*Goal of the exercise*
Please return all of the records that follow, exactly as written.

*Information supplied*
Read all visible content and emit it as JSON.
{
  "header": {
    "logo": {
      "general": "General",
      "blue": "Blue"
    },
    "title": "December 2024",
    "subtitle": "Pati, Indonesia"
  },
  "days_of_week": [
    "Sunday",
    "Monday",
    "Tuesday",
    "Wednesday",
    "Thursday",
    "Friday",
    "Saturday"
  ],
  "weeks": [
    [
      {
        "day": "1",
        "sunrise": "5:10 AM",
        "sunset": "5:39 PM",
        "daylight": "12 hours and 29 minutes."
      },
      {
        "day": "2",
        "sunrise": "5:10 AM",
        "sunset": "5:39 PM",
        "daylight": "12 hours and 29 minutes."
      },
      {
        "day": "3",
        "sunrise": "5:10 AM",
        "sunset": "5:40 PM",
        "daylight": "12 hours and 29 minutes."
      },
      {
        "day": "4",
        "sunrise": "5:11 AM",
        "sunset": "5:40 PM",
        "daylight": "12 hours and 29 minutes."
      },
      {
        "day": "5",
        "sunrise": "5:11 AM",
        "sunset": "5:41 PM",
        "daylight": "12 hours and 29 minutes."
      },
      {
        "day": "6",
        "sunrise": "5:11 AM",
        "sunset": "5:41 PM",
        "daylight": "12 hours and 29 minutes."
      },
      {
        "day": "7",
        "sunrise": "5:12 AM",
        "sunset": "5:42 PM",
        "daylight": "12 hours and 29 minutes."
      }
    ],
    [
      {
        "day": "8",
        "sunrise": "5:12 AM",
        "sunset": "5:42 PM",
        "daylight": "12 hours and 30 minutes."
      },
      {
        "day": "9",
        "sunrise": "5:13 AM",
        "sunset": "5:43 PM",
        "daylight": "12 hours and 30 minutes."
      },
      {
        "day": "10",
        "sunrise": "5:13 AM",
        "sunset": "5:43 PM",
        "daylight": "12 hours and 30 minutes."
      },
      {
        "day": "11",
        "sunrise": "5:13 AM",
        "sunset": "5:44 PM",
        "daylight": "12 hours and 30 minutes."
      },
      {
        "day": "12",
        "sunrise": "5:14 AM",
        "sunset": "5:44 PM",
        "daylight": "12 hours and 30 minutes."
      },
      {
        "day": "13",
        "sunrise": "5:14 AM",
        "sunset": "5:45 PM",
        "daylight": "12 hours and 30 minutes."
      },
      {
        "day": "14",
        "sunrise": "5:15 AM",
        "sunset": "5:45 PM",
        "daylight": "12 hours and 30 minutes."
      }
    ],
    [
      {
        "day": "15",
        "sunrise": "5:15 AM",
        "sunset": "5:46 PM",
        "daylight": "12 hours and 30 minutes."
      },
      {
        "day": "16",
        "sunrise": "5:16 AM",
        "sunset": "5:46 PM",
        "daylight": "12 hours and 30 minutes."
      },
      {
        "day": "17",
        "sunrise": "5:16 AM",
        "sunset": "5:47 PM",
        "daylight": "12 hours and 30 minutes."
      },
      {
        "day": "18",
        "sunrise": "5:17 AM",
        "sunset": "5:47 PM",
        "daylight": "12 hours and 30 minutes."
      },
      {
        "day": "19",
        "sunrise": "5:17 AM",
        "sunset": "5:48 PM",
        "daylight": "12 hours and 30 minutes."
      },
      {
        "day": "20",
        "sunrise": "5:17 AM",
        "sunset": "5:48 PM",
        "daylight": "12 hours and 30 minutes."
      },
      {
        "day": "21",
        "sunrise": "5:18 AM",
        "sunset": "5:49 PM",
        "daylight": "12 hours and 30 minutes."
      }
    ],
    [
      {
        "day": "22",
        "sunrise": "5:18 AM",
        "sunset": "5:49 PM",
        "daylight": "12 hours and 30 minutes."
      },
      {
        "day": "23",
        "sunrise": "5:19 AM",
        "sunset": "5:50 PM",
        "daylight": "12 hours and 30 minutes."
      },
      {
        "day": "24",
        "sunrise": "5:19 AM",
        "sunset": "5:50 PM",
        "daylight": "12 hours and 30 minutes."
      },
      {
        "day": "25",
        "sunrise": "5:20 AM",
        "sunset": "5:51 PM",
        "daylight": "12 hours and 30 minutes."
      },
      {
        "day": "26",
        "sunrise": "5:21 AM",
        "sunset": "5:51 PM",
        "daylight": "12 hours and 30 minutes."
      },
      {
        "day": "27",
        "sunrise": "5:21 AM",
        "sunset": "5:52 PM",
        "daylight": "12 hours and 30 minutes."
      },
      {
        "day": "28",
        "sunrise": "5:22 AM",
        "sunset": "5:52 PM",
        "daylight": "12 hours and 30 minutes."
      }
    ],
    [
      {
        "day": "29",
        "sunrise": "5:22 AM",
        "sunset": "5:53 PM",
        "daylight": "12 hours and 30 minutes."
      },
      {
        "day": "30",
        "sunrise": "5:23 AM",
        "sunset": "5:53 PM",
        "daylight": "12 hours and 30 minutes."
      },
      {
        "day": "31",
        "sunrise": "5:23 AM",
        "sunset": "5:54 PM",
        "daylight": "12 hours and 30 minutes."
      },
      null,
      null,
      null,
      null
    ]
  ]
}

*Answer section*
Read all visible content and emit it as JSON.
{
  "header": {
    "logo": {
      "general": "General",
      "blue": "Blue"
    },
    "title": "December 2024",
    "subtitle": "Pati, Indonesia"
  },
  "days_of_week": [
    "Sunday",
    "Monday",
    "Tuesday",
    "Wednesday",
    "Thursday",
    "Friday",
    "Saturday"
  ],
  "weeks": [
    [
      {
        "day": "1",
        "sunrise": "5:10 AM",
        "sunset": "5:39 PM",
        "daylight": "12 hours and 29 minutes."
      },
      {
        "day": "2",
        "sunrise": "5:10 AM",
        "sunset": "5:39 PM",
        "daylight": "12 hours and 29 minutes."
      },
      {
        "day": "3",
        "sunrise": "5:10 AM",
        "sunset": "5:40 PM",
        "daylight": "12 hours and 29 minutes."
      },
      {
        "day": "4",
        "sunrise": "5:11 AM",
        "sunset": "5:40 PM",
        "daylight": "12 hours and 29 minutes."
      },
      {
        "day": "5",
        "sunrise": "5:11 AM",
        "sunset": "5:41 PM",
        "daylight": "12 hours and 29 minutes."
      },
      {
        "day": "6",
        "sunrise": "5:11 AM",
        "sunset": "5:41 PM",
        "daylight": "12 hours and 29 minutes."
      },
      {
        "day": "7",
        "sunrise": "5:12 AM",
        "sunset": "5:42 PM",
        "daylight": "12 hours and 29 minutes."
      }
    ],
    [
      {
        "day": "8",
        "sunrise": "5:12 AM",
        "sunset": "5:42 PM",
        "daylight": "12 hours and 30 minutes."
      },
      {
        "day": "9",
        "sunrise": "5:13 AM",
        "sunset": "5:43 PM",
        "daylight": "12 hours and 30 minutes."
      },
      {
        "day": "10",
        "sunrise": "5:13 AM",
        "sunset": "5:43 PM",
        "daylight": "12 hours and 30 minutes."
      },
      {
        "day": "11",
        "sunrise": "5:13 AM",
        "sunset": "5:44 PM",
        "daylight": "12 hours and 30 minutes."
      },
      {
        "day": "12",
        "sunrise": "5:14 AM",
        "sunset": "5:44 PM",
        "daylight": "12 hours and 30 minutes."
      },
      {
        "day": "13",
        "sunrise": "5:14 AM",
        "sunset": "5:45 PM",
        "daylight": "12 hours and 30 minutes."
      },
      {
        "day": "14",
        "sunrise": "5:15 AM",
        "sunset": "5:45 PM",
        "daylight": "12 hours and 30 minutes."
      }
    ],
    [
      {
        "day": "15",
        "sunrise": "5:15 AM",
        "sunset": "5:46 PM",
        "daylight": "12 hours and 30 minutes."
      },
      {
        "day": "16",
        "sunrise": "5:16 AM",
        "sunset": "5:46 PM",
        "daylight": "12 hours and 30 minutes."
      },
      {
        "day": "17",
        "sunrise": "5:16 AM",
        "sunset": "5:47 PM",
        "daylight": "12 hours and 30 minutes."
      },
      {
        "day": "18",
        "sunrise": "5:17 AM",
        "sunset": "5:47 PM",
        "daylight": "12 hours and 30 minutes."
      },
      {
        "day": "19",
        "sunrise": "5:17 AM",
        "sunset": "5:48 PM",
        "daylight": "12 hours and 30 minutes."
      },
      {
        "day": "20",
        "sunrise": "5:17 AM",
        "sunset": "5:48 PM",
        "daylight": "12 hours and 30 minutes."
      },
      {
        "day": "21",
        "sunrise": "5:18 AM",
        "sunset": "5:49 PM",
        "daylight": "12 hours and 30 minutes."
      }
    ],
    [
      {
        "day": "22",
        "sunrise": "5:18 AM",
        "sunset": "5:49 PM",
        "daylight": "12 hours and 30 minutes."
      },
      {
        "day": "23",
        "sunrise": "5:19 AM",
        "sunset": "5:50 PM",
        "daylight": "12 hours and 30 minutes."
      },
      {
        "day": "24",
        "sunrise": "5:19 AM",
        "sunset": "5:50 PM",
        "daylight": "12 hours and 30 minutes."
      },
      {
        "day": "25",
        "sunrise": "5:20 AM",
        "sunset": "5:51 PM",
        "daylight": "12 hours and 30 minutes."
      },
      {
        "day": "26",
        "sunrise": "5:21 AM",
        "sunset": "5:51 PM",
        "daylight": "12 hours and 30 minutes."
      },
      {
        "day": "27",
        "sunrise": "5:21 AM",
        "sunset": "5:52 PM",
        "daylight": "12 hours and 30 minutes."
      },
      {
        "day": "28",
        "sunrise": "5:22 AM",
        "sunset": "5:52 PM",
        "daylight": "12 hours and 30 minutes."
      }
    ],
    [
      {
        "day": "29",
        "sunrise": "5:22 AM",
        "sunset": "5:53 PM",
        "daylight": "12 hours and 30 minutes."
      },
      {
        "day": "30",
        "sunrise": "5:23 AM",
        "sunset": "5:53 PM",
        "daylight": "12 hours and 30 minutes."
      },
      {
        "day": "31",
        "sunrise": "5:23 AM",
        "sunset": "5:54 PM",
        "daylight": "12 hours and 30 minutes."
      },
      null,
      null,
      null,
      null
    ]
  ]
}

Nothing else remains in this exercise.